→ **TASK OBJECTIVE**
From the listing below, reproduce exactly the lines starting with the one with "Enumerate this screenshot's" and going on through the one with "Read all visible content and emit it as JSON.", both ends kept. No picture is copied.

--

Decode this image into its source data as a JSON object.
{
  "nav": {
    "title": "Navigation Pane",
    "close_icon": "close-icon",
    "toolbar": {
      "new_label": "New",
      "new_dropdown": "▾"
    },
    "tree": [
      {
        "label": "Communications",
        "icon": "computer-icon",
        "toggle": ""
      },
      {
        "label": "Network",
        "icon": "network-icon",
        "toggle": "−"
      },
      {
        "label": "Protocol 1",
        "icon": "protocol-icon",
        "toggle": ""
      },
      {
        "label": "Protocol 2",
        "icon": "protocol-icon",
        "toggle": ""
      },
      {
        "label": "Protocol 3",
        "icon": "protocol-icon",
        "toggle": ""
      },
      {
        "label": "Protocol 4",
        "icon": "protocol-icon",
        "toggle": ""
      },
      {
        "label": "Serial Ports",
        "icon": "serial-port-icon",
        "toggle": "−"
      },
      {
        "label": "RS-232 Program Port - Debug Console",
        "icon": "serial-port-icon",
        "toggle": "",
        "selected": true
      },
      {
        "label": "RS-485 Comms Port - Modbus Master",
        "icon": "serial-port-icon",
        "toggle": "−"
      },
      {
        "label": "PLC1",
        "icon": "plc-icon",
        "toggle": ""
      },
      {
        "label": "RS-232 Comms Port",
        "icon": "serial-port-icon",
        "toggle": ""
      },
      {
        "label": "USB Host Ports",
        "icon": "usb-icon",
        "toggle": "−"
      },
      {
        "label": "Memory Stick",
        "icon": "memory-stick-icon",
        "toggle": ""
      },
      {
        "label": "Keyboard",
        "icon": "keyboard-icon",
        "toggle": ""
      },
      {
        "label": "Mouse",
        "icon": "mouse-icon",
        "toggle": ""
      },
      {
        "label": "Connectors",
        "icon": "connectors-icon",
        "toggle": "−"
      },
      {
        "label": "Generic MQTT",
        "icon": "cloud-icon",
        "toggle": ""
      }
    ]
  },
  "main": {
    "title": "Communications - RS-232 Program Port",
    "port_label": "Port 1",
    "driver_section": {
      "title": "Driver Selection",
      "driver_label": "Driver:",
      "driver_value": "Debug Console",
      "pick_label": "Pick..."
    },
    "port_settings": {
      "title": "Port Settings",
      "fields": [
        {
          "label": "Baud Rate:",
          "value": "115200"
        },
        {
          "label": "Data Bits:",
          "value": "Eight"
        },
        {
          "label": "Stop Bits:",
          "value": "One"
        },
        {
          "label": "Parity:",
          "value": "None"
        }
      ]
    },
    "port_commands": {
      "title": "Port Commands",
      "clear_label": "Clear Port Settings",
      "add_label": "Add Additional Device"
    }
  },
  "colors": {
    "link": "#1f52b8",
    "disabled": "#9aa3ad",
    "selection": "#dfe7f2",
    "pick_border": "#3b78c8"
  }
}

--

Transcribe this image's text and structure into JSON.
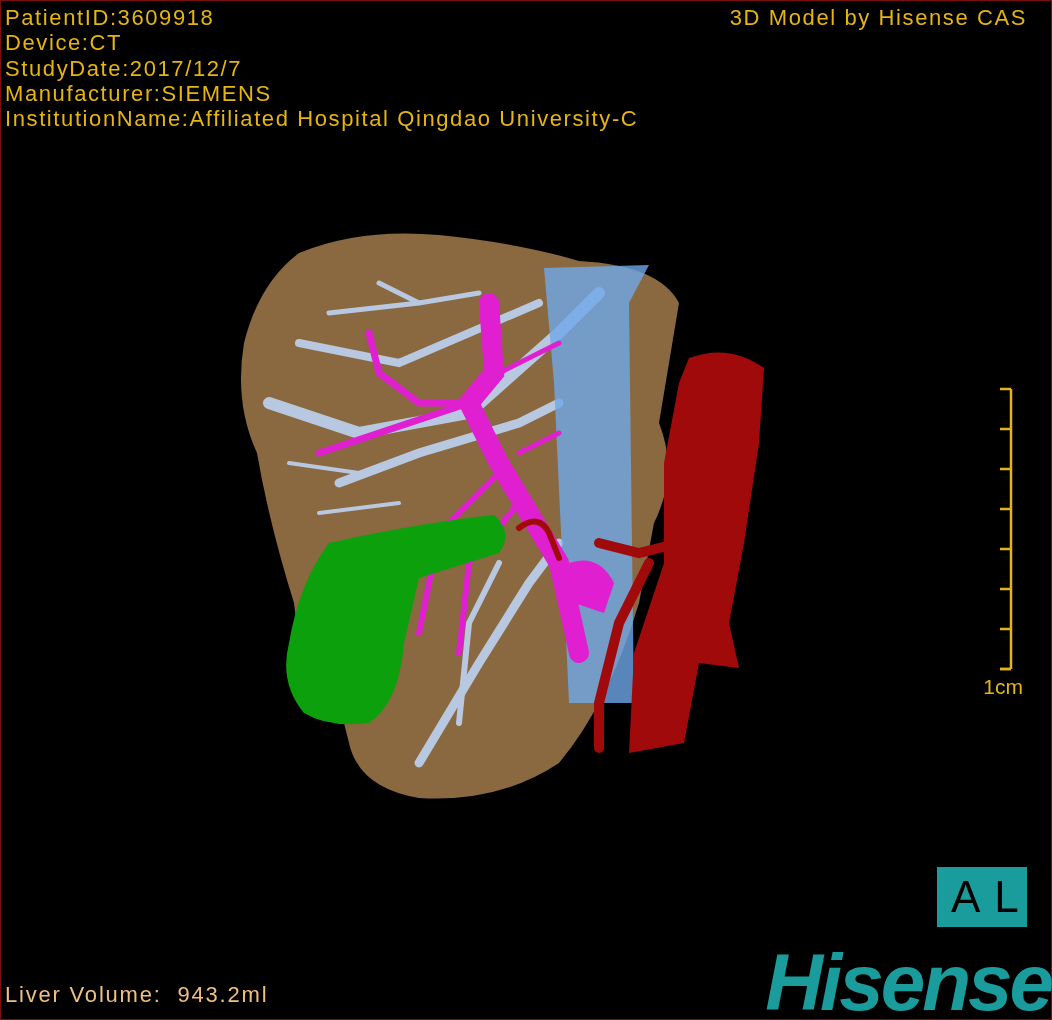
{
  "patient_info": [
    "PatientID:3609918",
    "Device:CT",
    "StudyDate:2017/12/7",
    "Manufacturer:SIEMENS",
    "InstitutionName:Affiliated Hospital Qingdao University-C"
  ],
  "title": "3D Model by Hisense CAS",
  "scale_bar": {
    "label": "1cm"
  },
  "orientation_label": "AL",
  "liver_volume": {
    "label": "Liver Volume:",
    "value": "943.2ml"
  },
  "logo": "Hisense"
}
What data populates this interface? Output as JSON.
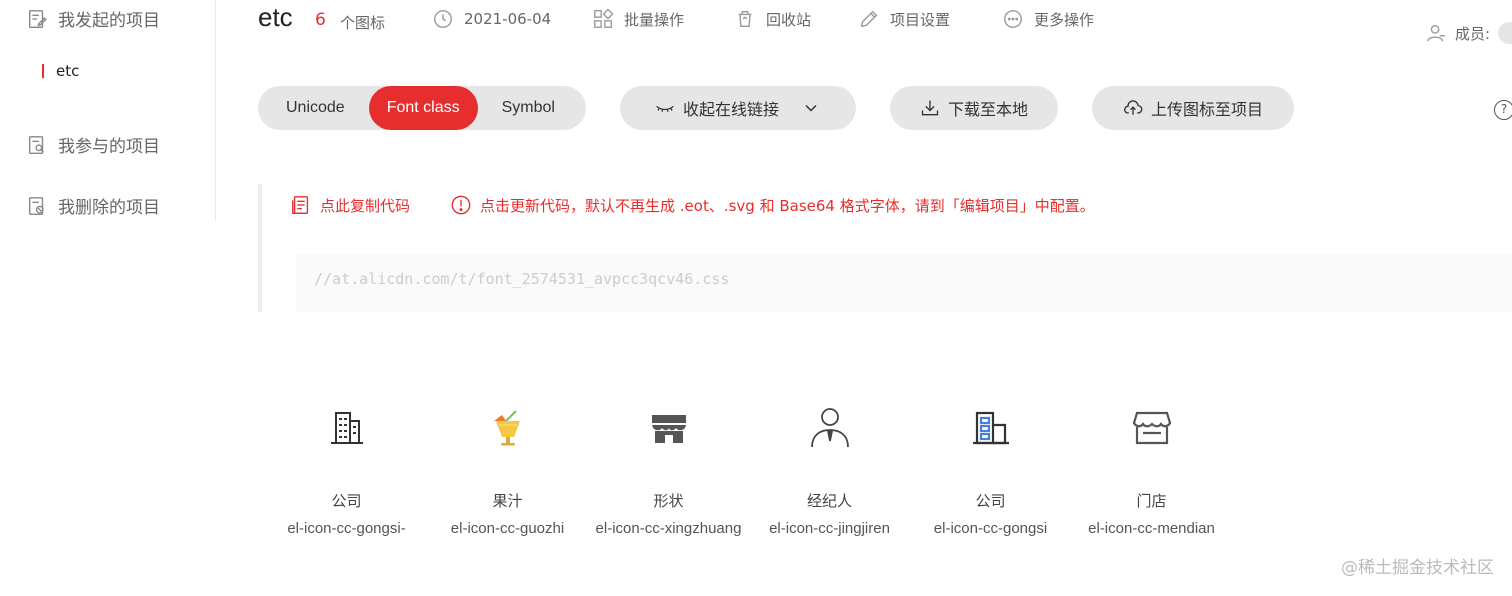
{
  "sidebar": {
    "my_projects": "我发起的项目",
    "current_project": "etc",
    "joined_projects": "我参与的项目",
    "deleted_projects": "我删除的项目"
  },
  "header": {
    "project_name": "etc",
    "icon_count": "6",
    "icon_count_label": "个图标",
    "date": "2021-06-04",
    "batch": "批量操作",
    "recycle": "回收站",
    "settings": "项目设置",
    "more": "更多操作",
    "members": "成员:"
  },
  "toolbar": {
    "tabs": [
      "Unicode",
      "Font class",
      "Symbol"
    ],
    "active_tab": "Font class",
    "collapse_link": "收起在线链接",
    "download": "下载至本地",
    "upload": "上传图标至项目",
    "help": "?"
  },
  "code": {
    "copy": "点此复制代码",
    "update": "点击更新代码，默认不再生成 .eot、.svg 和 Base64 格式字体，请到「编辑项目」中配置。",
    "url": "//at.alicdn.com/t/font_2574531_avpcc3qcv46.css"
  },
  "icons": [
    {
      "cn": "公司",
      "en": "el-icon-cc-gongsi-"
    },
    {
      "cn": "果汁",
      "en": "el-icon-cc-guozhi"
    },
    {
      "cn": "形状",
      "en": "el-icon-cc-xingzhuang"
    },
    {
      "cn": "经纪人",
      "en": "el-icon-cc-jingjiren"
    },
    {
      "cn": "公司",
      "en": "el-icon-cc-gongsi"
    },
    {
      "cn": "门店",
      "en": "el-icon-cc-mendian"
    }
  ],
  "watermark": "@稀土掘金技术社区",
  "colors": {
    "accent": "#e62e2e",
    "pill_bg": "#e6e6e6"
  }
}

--

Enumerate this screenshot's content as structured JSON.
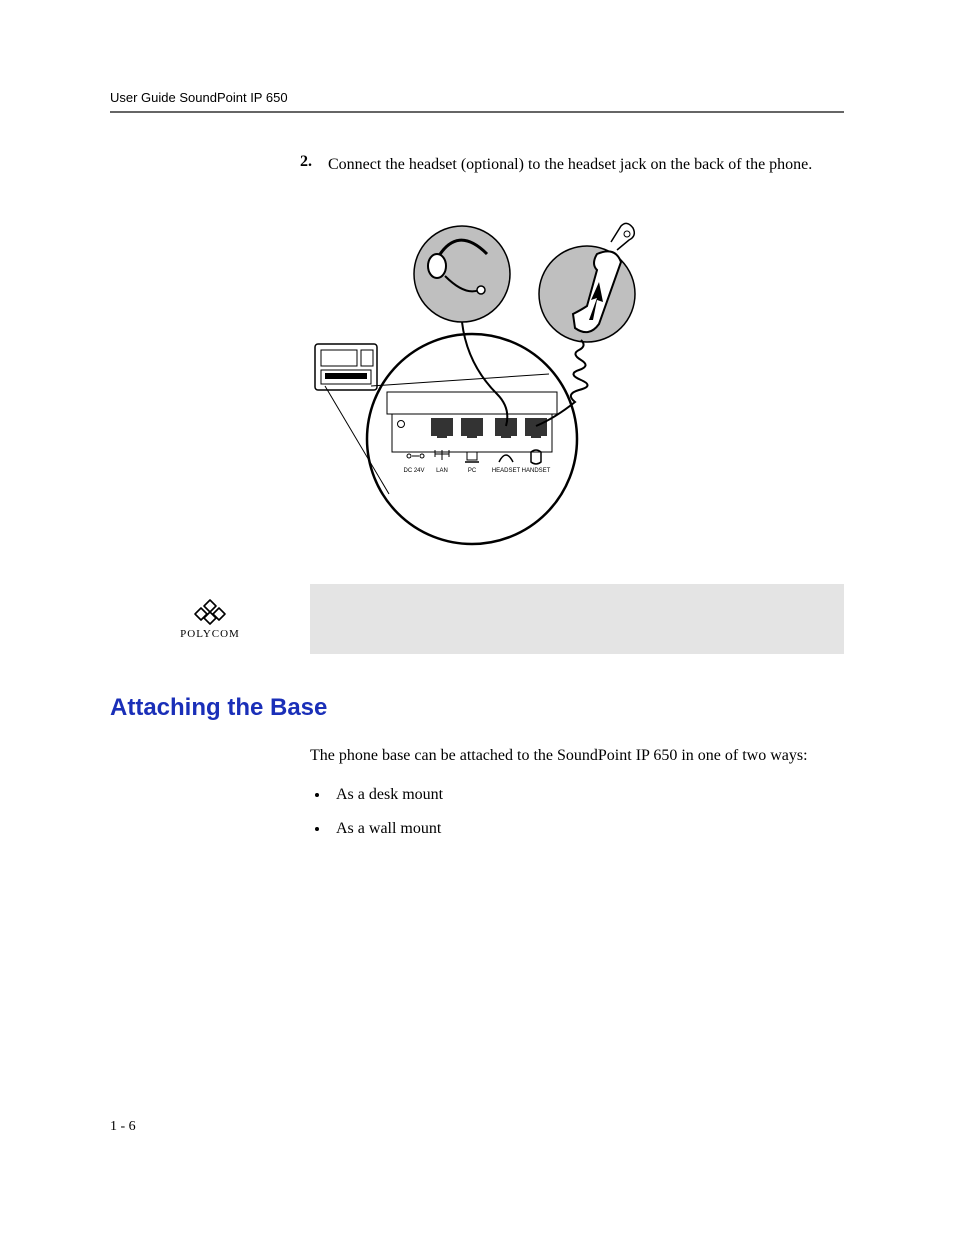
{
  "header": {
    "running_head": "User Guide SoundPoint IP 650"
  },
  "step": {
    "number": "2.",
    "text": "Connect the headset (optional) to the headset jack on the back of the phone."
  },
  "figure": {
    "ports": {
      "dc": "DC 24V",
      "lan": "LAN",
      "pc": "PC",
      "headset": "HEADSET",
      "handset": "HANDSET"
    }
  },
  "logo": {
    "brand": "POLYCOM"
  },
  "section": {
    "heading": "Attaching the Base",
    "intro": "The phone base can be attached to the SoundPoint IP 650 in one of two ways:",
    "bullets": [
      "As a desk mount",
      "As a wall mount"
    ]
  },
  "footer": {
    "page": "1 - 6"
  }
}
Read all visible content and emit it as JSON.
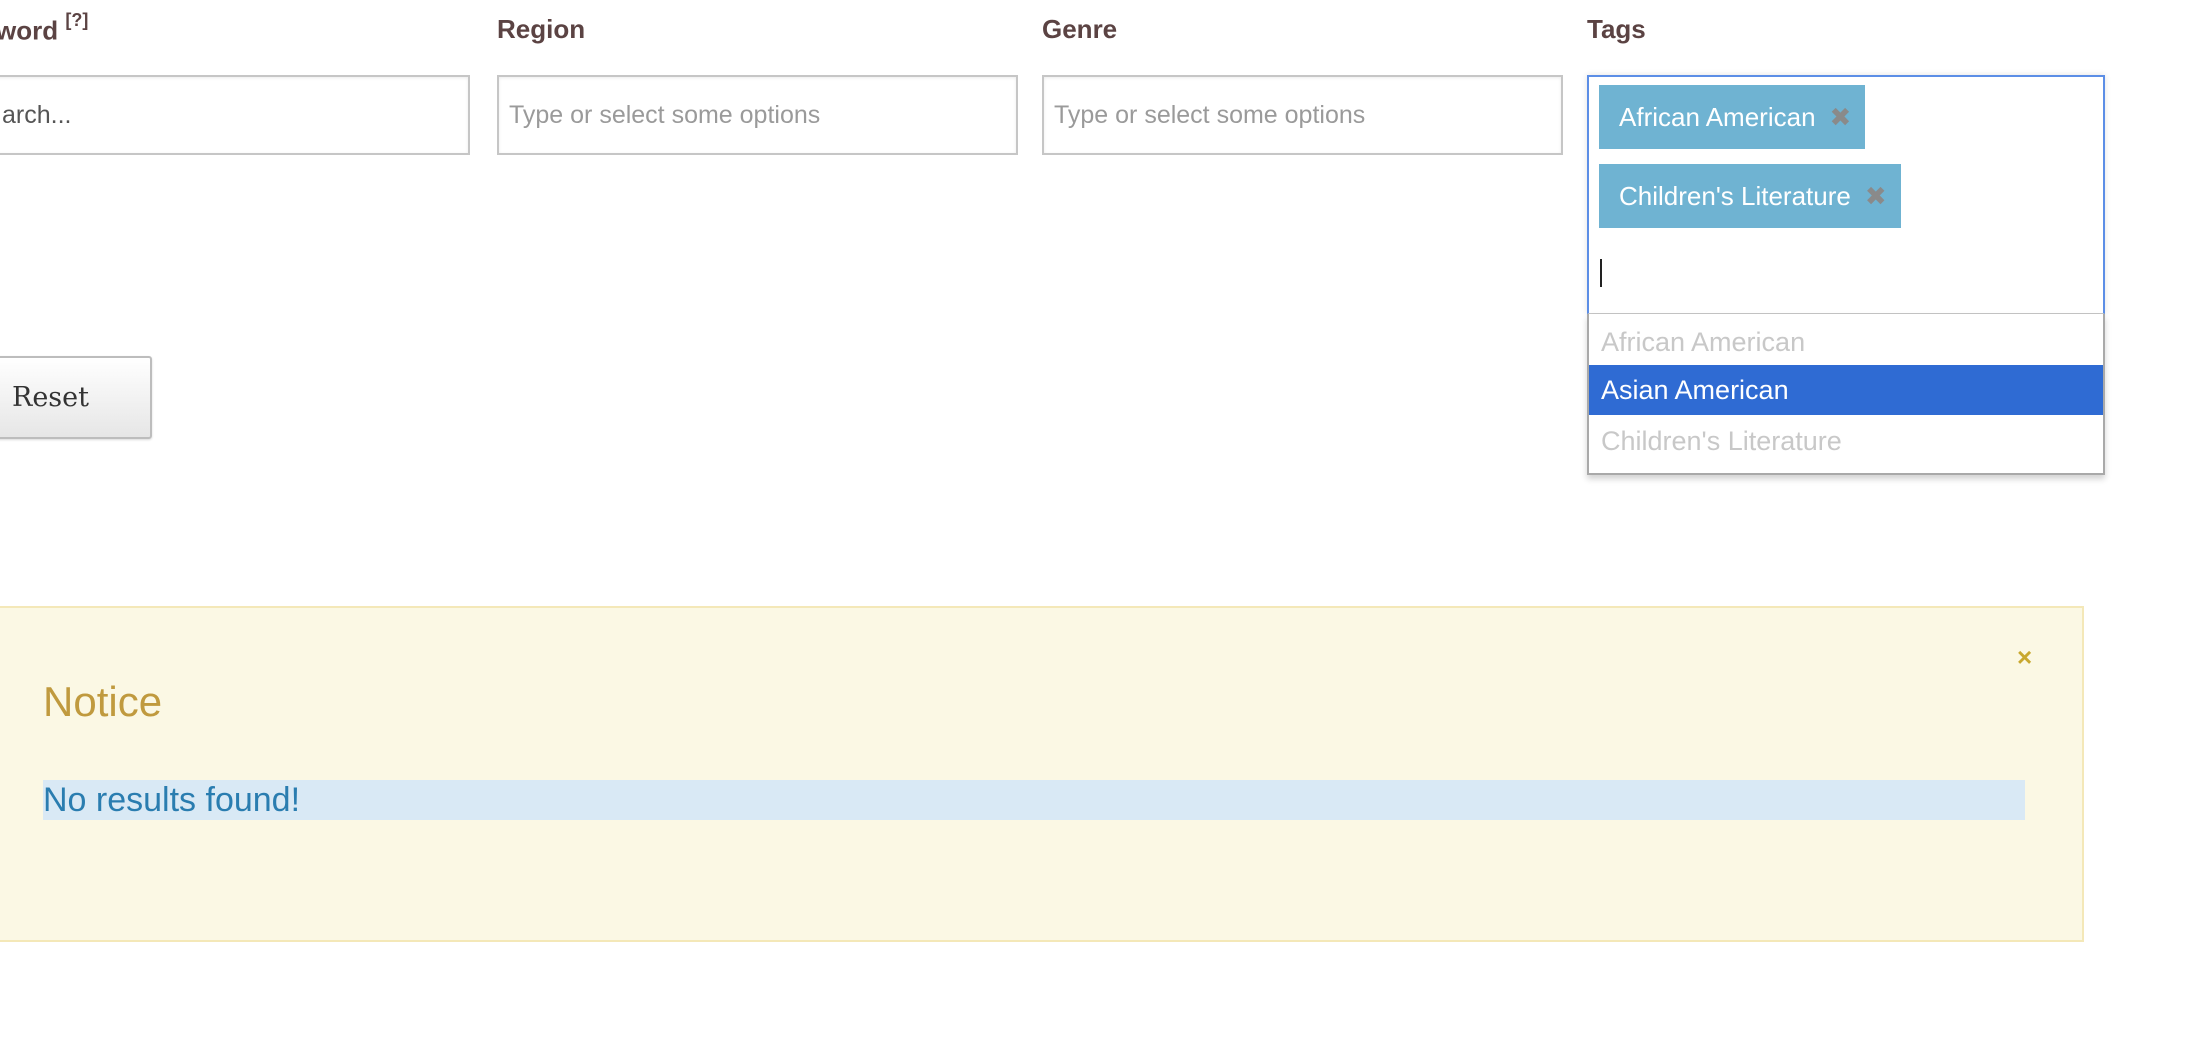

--

→ **TASK RESPONSE**
Enumerate this screenshot's content as structured JSON.
{
  "header": {
    "running_head": "User Guide SoundPoint IP 650"
  },
  "step": {
    "number": "2.",
    "text": "Connect the headset (optional) to the headset jack on the back of the phone."
  },
  "figure": {
    "ports": {
      "dc": "DC 24V",
      "lan": "LAN",
      "pc": "PC",
      "headset": "HEADSET",
      "handset": "HANDSET"
    }
  },
  "logo": {
    "brand": "POLYCOM"
  },
  "section": {
    "heading": "Attaching the Base",
    "intro": "The phone base can be attached to the SoundPoint IP 650 in one of two ways:",
    "bullets": [
      "As a desk mount",
      "As a wall mount"
    ]
  },
  "footer": {
    "page": "1 - 6"
  }
}
Read all visible content and emit it as JSON.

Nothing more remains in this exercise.